=== Exercise inputs ===

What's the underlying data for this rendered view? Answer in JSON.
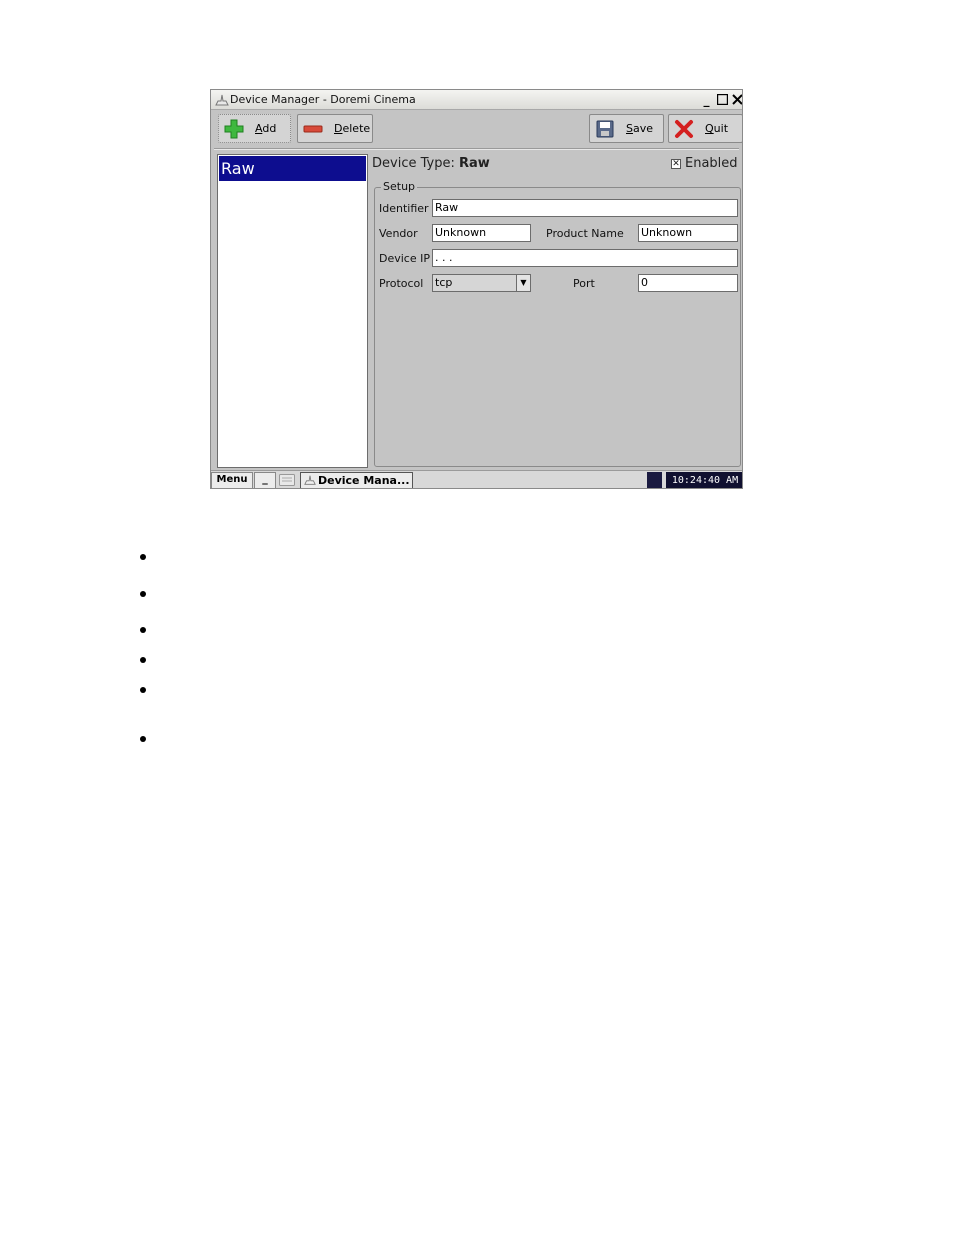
{
  "window": {
    "title": "Device Manager - Doremi Cinema",
    "controls": {
      "minimize": "_",
      "maximize": "□",
      "close": "✕"
    }
  },
  "toolbar": {
    "add_label": "Add",
    "delete_label": "Delete",
    "save_label": "Save",
    "quit_label": "Quit"
  },
  "device_list": {
    "items": [
      {
        "label": "Raw",
        "selected": true
      }
    ]
  },
  "details": {
    "device_type_prefix": "Device Type:",
    "device_type_value": "Raw",
    "enabled_label": "Enabled",
    "enabled_mark": "✕",
    "setup_legend": "Setup",
    "identifier_label": "Identifier",
    "identifier_value": "Raw",
    "vendor_label": "Vendor",
    "vendor_value": "Unknown",
    "product_name_label": "Product Name",
    "product_name_value": "Unknown",
    "device_ip_label": "Device IP",
    "device_ip_value": " .   .   .",
    "protocol_label": "Protocol",
    "protocol_value": "tcp",
    "port_label": "Port",
    "port_value": "0"
  },
  "taskbar": {
    "menu_label": "Menu",
    "minimize_all_label": "_",
    "task_label": "Device Mana...",
    "clock": "10:24:40 AM"
  },
  "colors": {
    "selection": "#0d0d8f",
    "window_bg": "#c4c4c4",
    "clock_bg": "#101030",
    "add_icon": "#3fb83f",
    "delete_icon": "#d84a3a",
    "quit_icon": "#d42020"
  },
  "icons": {
    "add": "plus-icon",
    "delete": "minus-icon",
    "save": "floppy-disk-icon",
    "quit": "x-icon"
  }
}
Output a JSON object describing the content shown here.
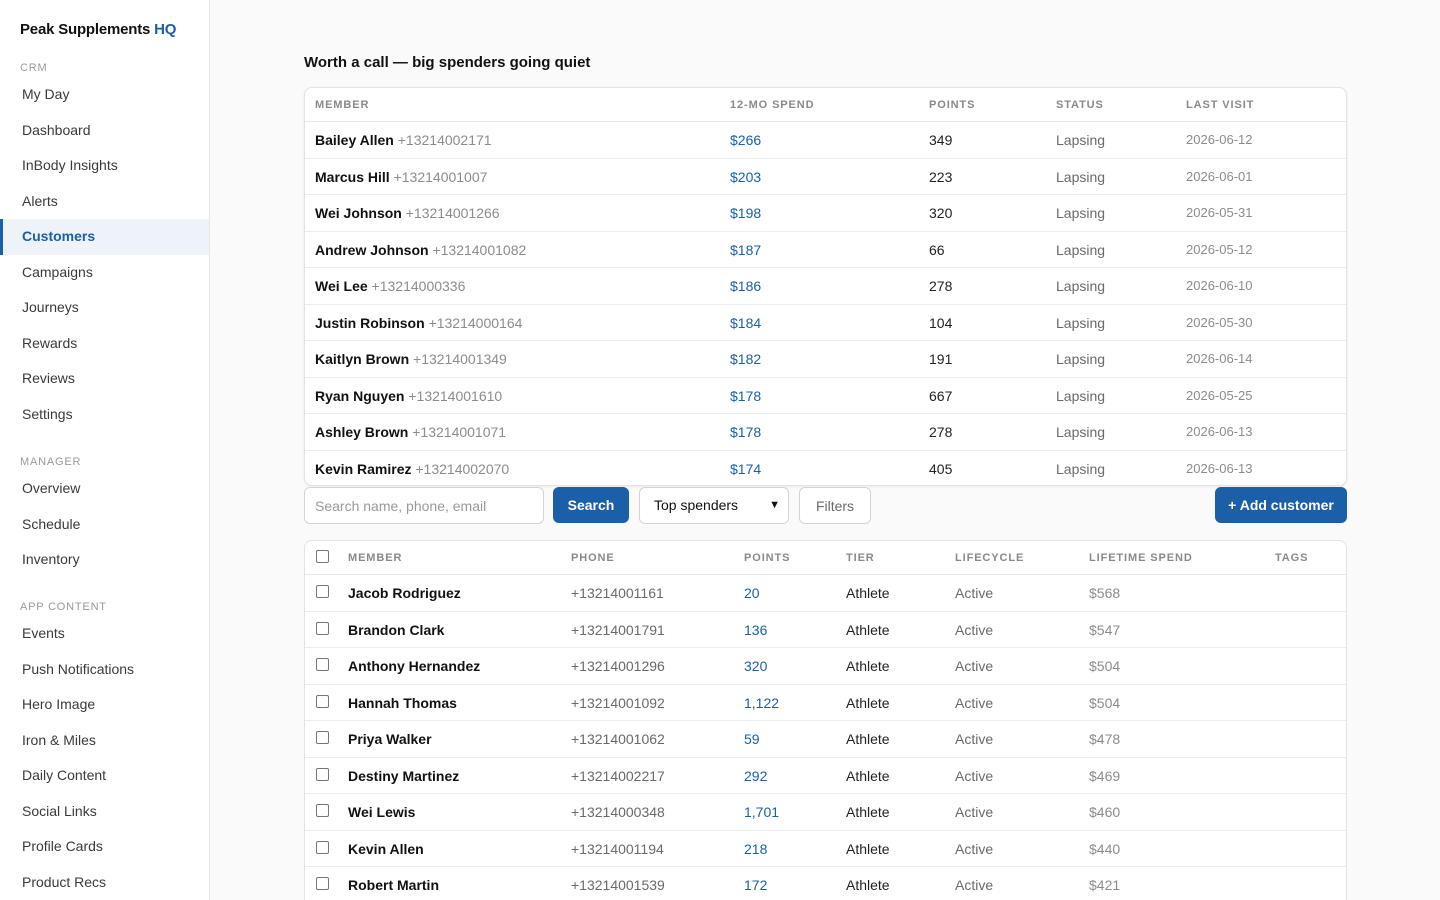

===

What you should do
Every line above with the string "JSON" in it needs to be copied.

Written response
What's the underlying data for this rendered view? Answer in JSON.
Output a JSON object describing the content shown here.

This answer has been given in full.